I used a logistic regression on a variable indicating whether a person of an address-dataset took part in a survey (1), or not (0). I extracted the probabilities of each person to participate and calculated the inverse-probability (hence the name of the weighting method - inverse propensity score weighting).

What irritates me, is, that my smallest survey-weight is 1.901. I expected the smallest survey weight to at least be below "1".

I hope somebody can help me and either find out where i made a mistake, or assure me, that i´m on the right track. Any help is greatly appreciated! Thank you!

#Calculate logistic regression
glm2<-glm(indicator ~ var1 + varx,family=binomial,data=sampleframe)

#extract inverse probability of every case
sampleframe$weight<-glm2$fitted^-1

#combine the survey-weight to the survey-data
surveydata<-left_join(surveydata,sampleframe, by="ID")

#diagnostics:
#summary of the weights for the complete sampleframe
Min. 1st Qu.  Median    Mean 3rd Qu.    Max.
1.901   2.810   3.247   3.616   3.836  12.070

#summary of the survey-weights of the participants
Min. 1st Qu.  Median    Mean 3rd Qu.    Max.
1.925   2.686   3.078   3.308   3.502  12.070

#comparison of mean-weight for participants (1) / non-participants (0)
indicator weight.mean
0    3.755967
1    3.295854

• If the probability is less than 1, then the inverse probability must by definition be greater than 1.... – Hong Ooi Feb 18 '15 at 15:38

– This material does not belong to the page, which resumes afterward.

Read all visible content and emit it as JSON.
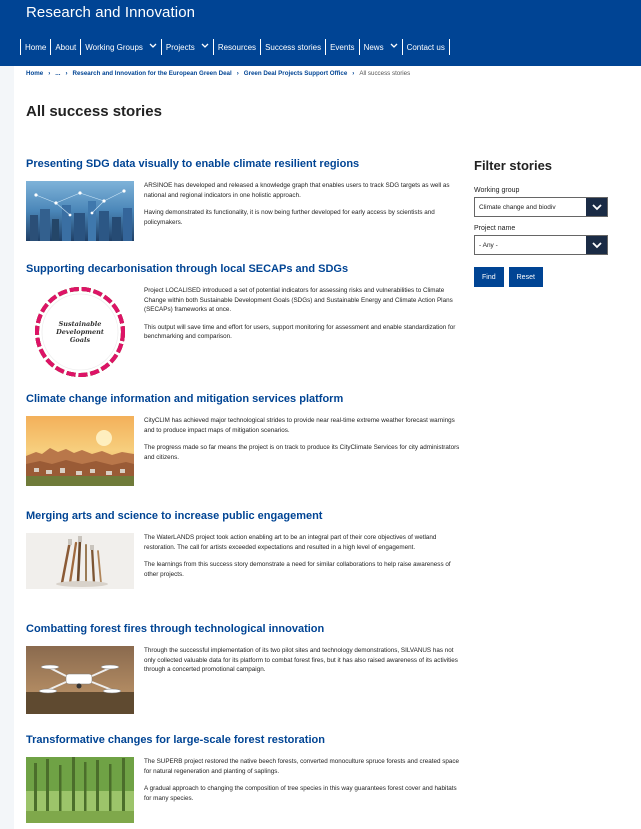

Your predicted probabilities from the logistic regression model, $\pi_i$ will return values between 0 and 1: $0<\pi_i<1$. As a result $1<1/\pi_i< \infty.$ Your inverse weights will never be less than 1. The smallest weight of 1.901 corresponds to a predicted probability of $\pi_i=0.5260389.$ Why were you expecting something different?